The Design-Build Institute of America (DBIA) has identified a number of advantages to design-build over traditional design-bid-build: “This simple but fundamental difference saves money and time by transforming the relationship between designers and builders into an alliance which fosters collaboration and teamwork.”
- Single Source of Responsibility: With a single source of responsibility for every aspect of a project, our clients only have to hold one company accountable. No questions and no finger pointing. With the collaborative team of architect, designers, builder and owner, we can assure your project goals are met.
- Trust: Trust and rapport are built between the owner and builder from the onset of the process.
- Reduce uncertainty: The project design and budget are developed simultaneously to reduce risk and uncertainty.
- Trade Walk-Throughs: Trade walk-throughs help to define the scope of work and uncover existing conditions that affect the design and overall cost of the project.
- Save Time: A collaborative team approach will significantly reduce the amount of time from concept to completion and reduce redesign and rework.
- Save Money: This process uncovers key cost and provides the best priced solutions for your remodel.
If you are not certain or don’t see the value of a design-build approach and choose to hire your own designer or architect, do yourself a huge favor and get a contractor involved early in the process. Partner with a contractor you can trust and he can be an asset to developing the design and the budget for the project as you go along.
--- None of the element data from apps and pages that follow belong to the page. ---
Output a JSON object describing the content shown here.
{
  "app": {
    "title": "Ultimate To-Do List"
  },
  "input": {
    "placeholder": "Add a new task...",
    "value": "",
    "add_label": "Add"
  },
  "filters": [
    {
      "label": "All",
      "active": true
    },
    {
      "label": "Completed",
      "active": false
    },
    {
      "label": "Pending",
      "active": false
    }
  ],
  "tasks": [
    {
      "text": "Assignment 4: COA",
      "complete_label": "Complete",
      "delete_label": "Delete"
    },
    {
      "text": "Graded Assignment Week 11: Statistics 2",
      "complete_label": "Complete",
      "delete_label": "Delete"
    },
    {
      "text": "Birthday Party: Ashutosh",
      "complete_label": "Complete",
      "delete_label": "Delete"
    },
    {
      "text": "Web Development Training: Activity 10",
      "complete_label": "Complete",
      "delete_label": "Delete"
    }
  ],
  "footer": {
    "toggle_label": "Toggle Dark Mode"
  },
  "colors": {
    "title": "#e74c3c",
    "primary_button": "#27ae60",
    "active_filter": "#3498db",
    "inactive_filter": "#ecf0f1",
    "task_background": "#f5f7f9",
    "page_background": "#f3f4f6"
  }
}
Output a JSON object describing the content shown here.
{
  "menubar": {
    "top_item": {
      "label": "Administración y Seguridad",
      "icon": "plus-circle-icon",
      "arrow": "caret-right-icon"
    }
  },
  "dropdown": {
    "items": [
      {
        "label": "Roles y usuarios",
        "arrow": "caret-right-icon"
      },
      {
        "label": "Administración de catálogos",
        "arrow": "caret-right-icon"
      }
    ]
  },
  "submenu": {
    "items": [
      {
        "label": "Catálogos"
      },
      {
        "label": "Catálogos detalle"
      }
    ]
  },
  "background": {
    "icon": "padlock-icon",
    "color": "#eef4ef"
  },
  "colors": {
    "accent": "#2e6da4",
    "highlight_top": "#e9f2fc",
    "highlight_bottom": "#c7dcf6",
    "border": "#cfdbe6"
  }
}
So this process might just be a bit more complex than purchasing some new tires for your trailer, but the point is the same. When trying to make financial decisions when in unfamiliar territory, it’s best to consult with a trustworthy, experienced and knowledgeable source like my friendly Goodyear Tire salesman in southwest Michigan.